Rutgers University scientists have created a graphene-based sensor that could lead to earlier detection of asthma attacks and improve the management respiratory diseases, possibly preventing hospitalizations and deaths.

Rutgers team's graphene sensor to diagnose asthma image

The Rutgers team aims for the sensor to pave the way for the development of devices - possibly resembling fitness trackers - which people could wear and then know when and at what dosage to take their medication.

Tackling graphene oxide's flammability issue may open the door to various applications

May 21, 2017

Researchers from the University of Arkansas have tackled the issue of graphene oxide's flammability; The team explains that scaling up the production of graphene-based materials is often problematic and dangerous due to GO's tendency to become explosive once airborne, so solving this problem may prove important.

In their work, the team established a relatively simple method to cross-link GO with Al3+ cations, in one step, into a freestanding flexible membrane. This membrane resists in-air burning on an open flame, at which non-cross-linked GO was burnt out within ∼5 s. With the improved thermal and water stabilities, the cross-linked GO film can help advance high-temperature fuel cells, electronic packaging, etc.

Researchers from China create graphene aerogel that converts sunlight into heat to produce water vapor at room temperature

May 21, 2017

Researchers at the Chinese Hubei University have designed a graphene aerogel film capable of producing water vapor at room temperature using only sunlight. The aerogel floats on the surface, where it heats up only a small part of the water column, ‘while the temperature of the bulk water is far below the boiling point’, the team explains.

Graphene aerogel assists water treatment image

This sunlight-harvesting graphene film could convert sea or wastewater into drinking water in places where fuel or access to electricity is limited. Desalinating seawater to make it drinkable usually means boiling it, and then collecting and condensing the steam.

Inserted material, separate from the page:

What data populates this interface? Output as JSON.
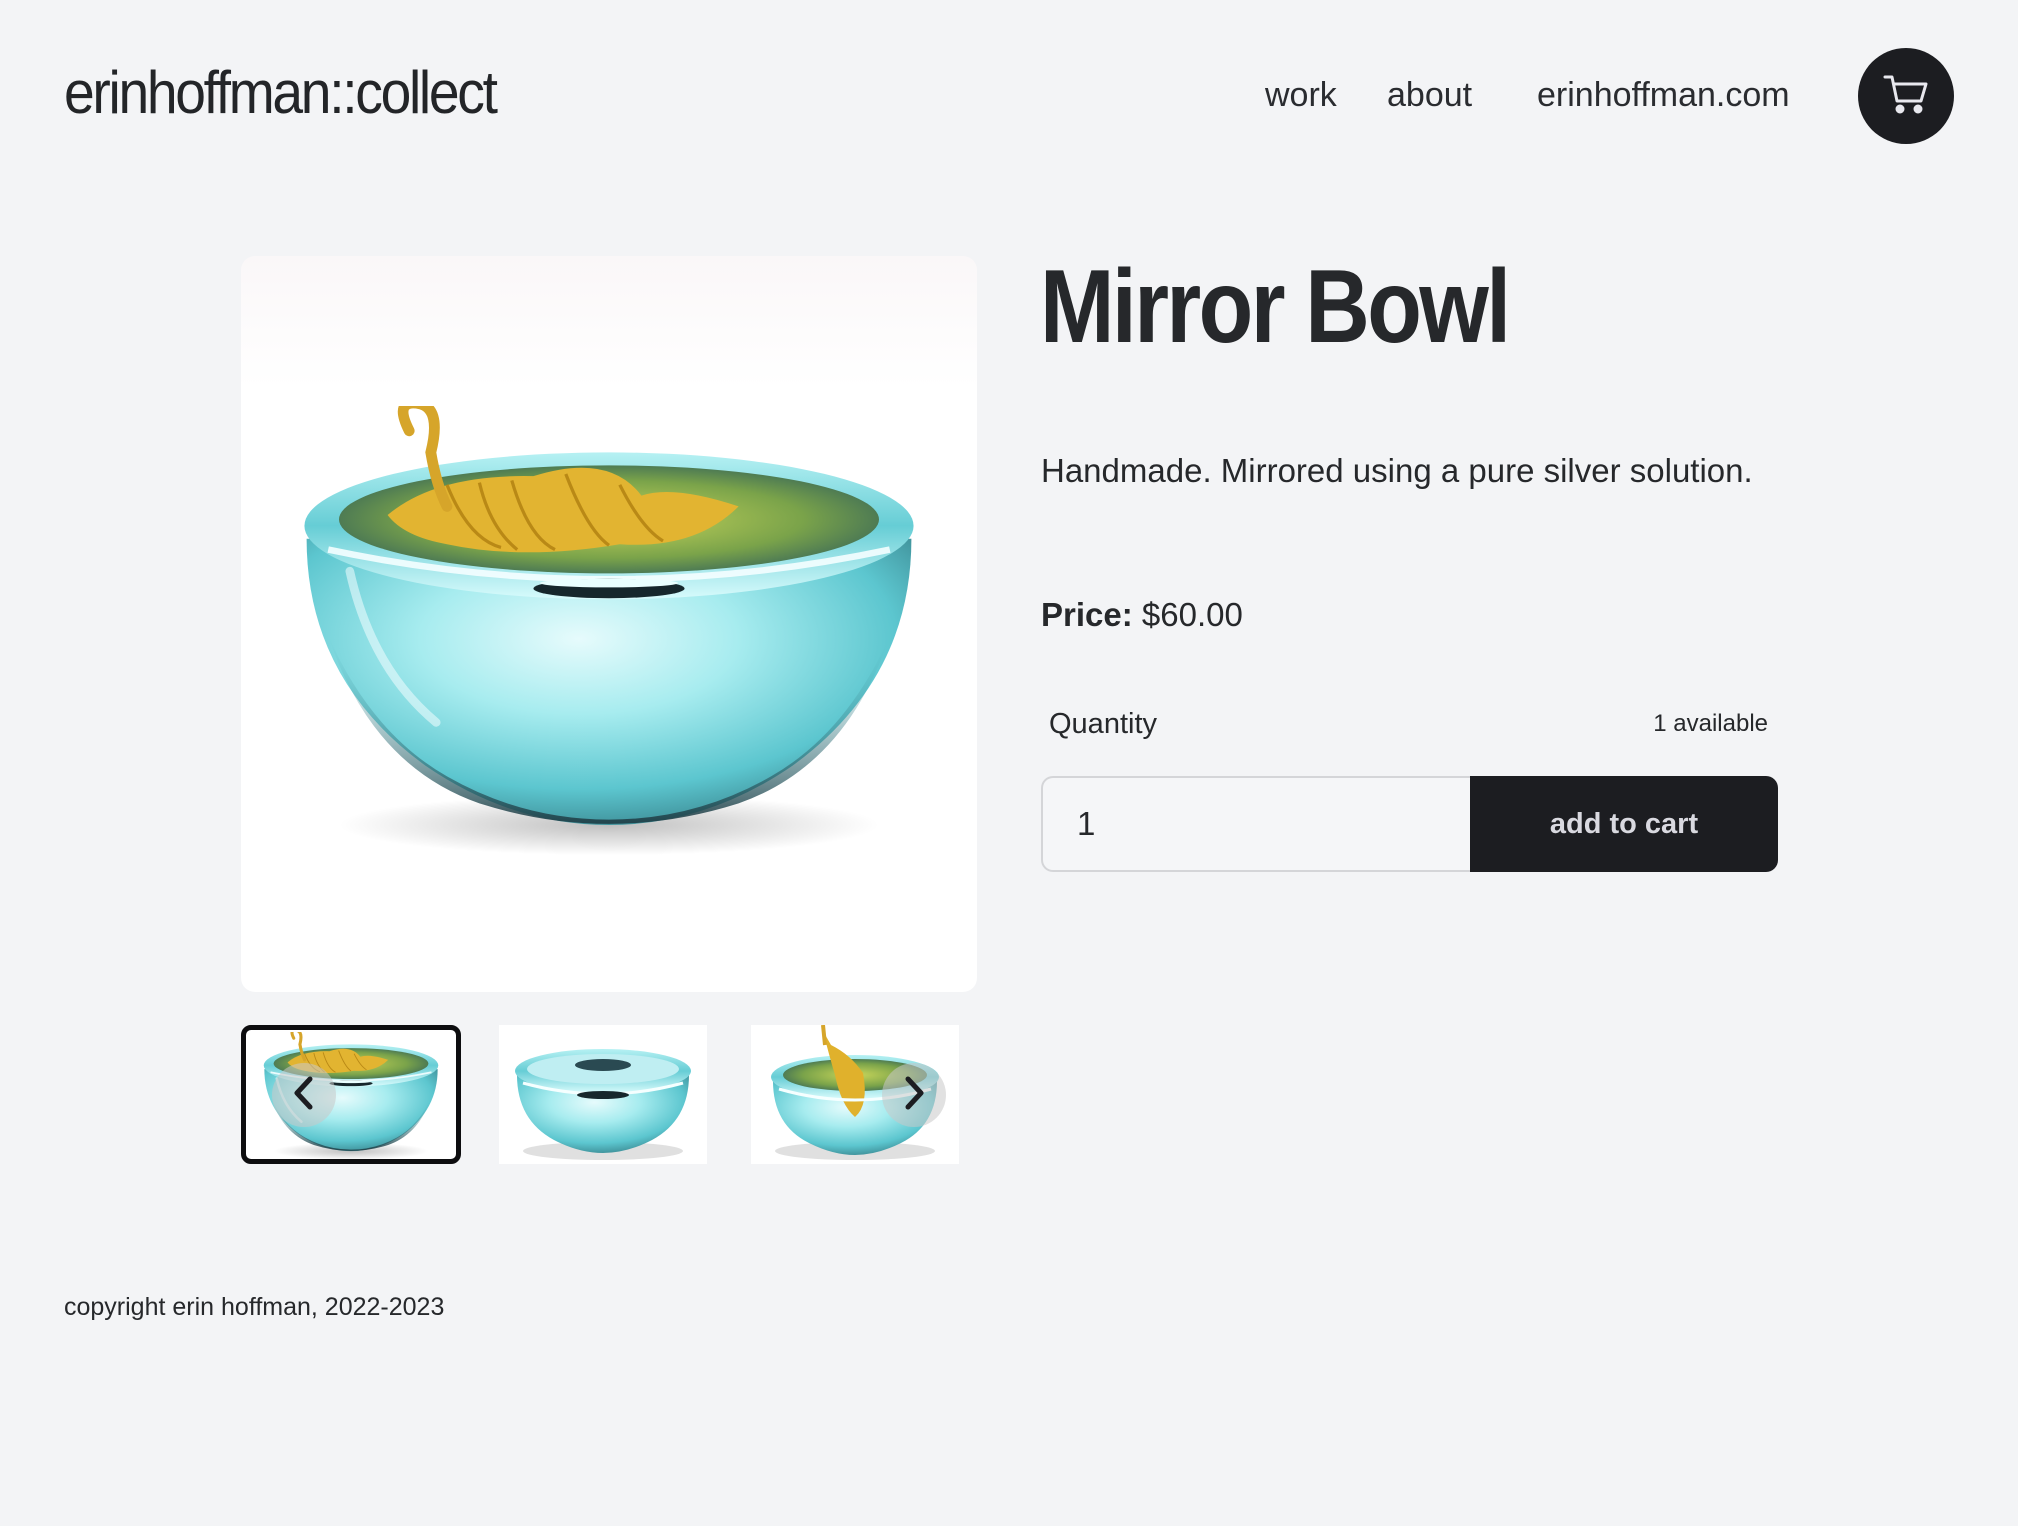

Heating water to its boiling point, however, requires quite a lot of energy, which is not always easy to come by. There are solar stills that desalinate water using only sunlight, but they’re slow and not always efficient enough to provide sufficient drinking water for a person’s daily needs.

Talga reports impressive concrete strength test results using its graphene

May 21, 2017

Talga Resources logo 2017Australia-based technology minerals company, Talga Resources, recently announced impressive initial concrete prototype strength results from trials undertaken at the commercial concrete/cement laboratory of Betotech Baustofflabor in Germany.

Graphene and graphite enhanced cement and concrete are key priority product targets for Talga. Concrete test prototypes were formulated with Talga graphene and graphite additives combined with a European industry cement and aggregate mixture. Results from the trial showed significant increases, about 26% in flexural strength and 14% in compressive strength, using Talga materials over reference concrete at 28 days cure time.

Rice U team demonstrates a graphene-CNTs hybrid that could give Lithium batteries a major boost

May 21, 2017

Researchers at Rice University have created a rechargeable Li-ion battery, based on a hybrid of graphene and carbon nanotubes, with three times the capacity of commercial lithium-ion batteries. This was achieved mainly by addressing a major challenge known as the dendrite problem.

Rice U team's graphene-CNTs hybrid for lithium batteries image

The Rice battery stores lithium in a unique anode made of a seamless hybrid of graphene and carbon nanotubes. The material (first created at Rice in 2012) is basically a 3D carbon surface that provides abundant area for lithium to occupy. The anode itself is said to approach the theoretical maximum for storage of lithium metal with its 3,351 milliamp hours per gram capacity, while resisting the formation of damaging dendrites or "mossy" deposits.